Improved Weather Data at Growers’ Fingertips

Tacy Callies Weather


Weather is one of the most important factors affecting crop growth and production.

The Florida Automated Weather Network (FAWN), a University of Florida-operated service, was created to assist growers in making decisions related primarily to irrigation scheduling and cold protection.

Currently, the FAWN network operates 42 stations located from Jay to Homestead that record and report every 15 minutes on information like air temperature, wind and rainfall. Some stations are even adding data from newer technologies like soil moisture sensors, with plans to expand these offerings to more locations.

During the recent FAWN virtual showcase, growers, industry members, researchers and Extension gathered to learn about the improvements in FAWN data quality and how users can apply the data.

Kati Migliaccio, a professor at the University of Florida Institute of Food and Agricultural Sciences (UF/IFAS), says FAWN is a great resource for general research applications.

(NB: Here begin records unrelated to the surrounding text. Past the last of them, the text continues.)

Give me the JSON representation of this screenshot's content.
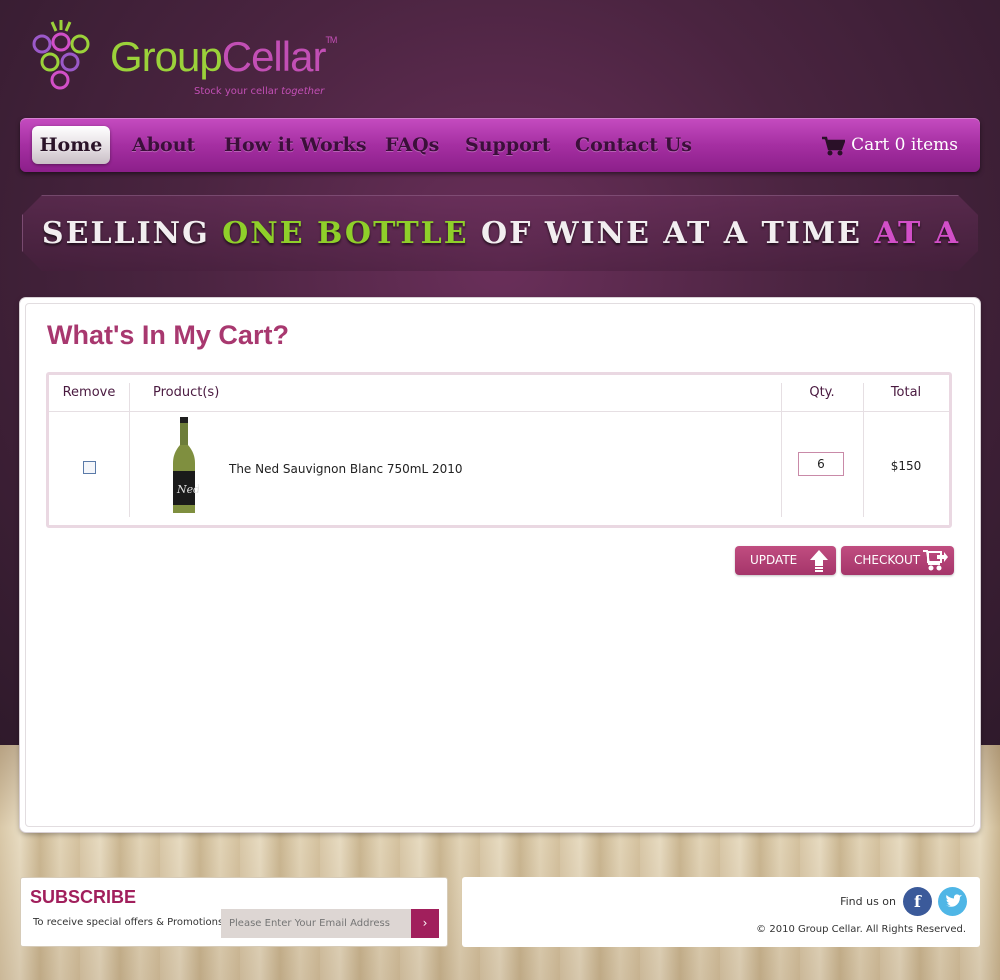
{
  "brand": {
    "name_part1": "Group",
    "name_part2": "Cellar",
    "tm": "TM",
    "tagline": "Stock your cellar",
    "tagline_em": "together"
  },
  "nav": {
    "items": [
      "Home",
      "About",
      "How it Works",
      "FAQs",
      "Support",
      "Contact Us"
    ],
    "active": "Home",
    "cart_label": "Cart 0 items"
  },
  "banner": {
    "part1": "SELLING ",
    "part2": "ONE BOTTLE",
    "part3": " OF WINE AT A TIME ",
    "part4": "AT A GROUP RATE"
  },
  "cart": {
    "title": "What's In My Cart?",
    "columns": {
      "remove": "Remove",
      "product": "Product(s)",
      "qty": "Qty.",
      "total": "Total"
    },
    "rows": [
      {
        "product": "The Ned Sauvignon Blanc 750mL 2010",
        "qty": "6",
        "total": "$150",
        "remove_checked": false
      }
    ],
    "update_label": "UPDATE",
    "checkout_label": "CHECKOUT"
  },
  "footer": {
    "subscribe_title": "SUBSCRIBE",
    "subscribe_desc": "To receive special offers & Promotions",
    "email_placeholder": "Please Enter Your Email Address",
    "submit_glyph": "›",
    "find_us": "Find us on",
    "copyright": "© 2010 Group Cellar. All Rights Reserved."
  },
  "colors": {
    "accent": "#a8386f",
    "nav": "#a52fa2",
    "green": "#8fcf2a",
    "pink": "#d24fc8"
  },
  "icons": [
    "grapes-logo-icon",
    "cart-icon",
    "upload-arrow-icon",
    "checkout-cart-icon",
    "facebook-icon",
    "twitter-icon",
    "arrow-right-icon"
  ]
}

Using weather data to complement other observations and having the ability to compare historical averages are just a few ways FAWN is used in research.

“Weather data is very core to what we do at IFAS; its core to natural resources, agriculture and urban systems,” Migliaccio said.

Additionally, data from FAWN is used to make irrigation decisions with SmartIrrigation apps. Growers can use these apps to improve irrigation practices using real-time weather data.

Ryan Atwood of Atwood Family Farms was present at the meeting to provide a personal testimony on how he uses FAWN every day to make decisions at his operation.

“A big part of what I think FAWN’s value to growers is, is the fact that you know you have reliable weather data on a system that’s being maintained regularly,” Atwood said.

Earlier this year, FAWN relaunched its website, making it more efficient for users. FAWN is now accessible through mobile platforms, making it even easier for users to access the same information.

Ashley Robinson, AgNet Media communications intern, wrote this article.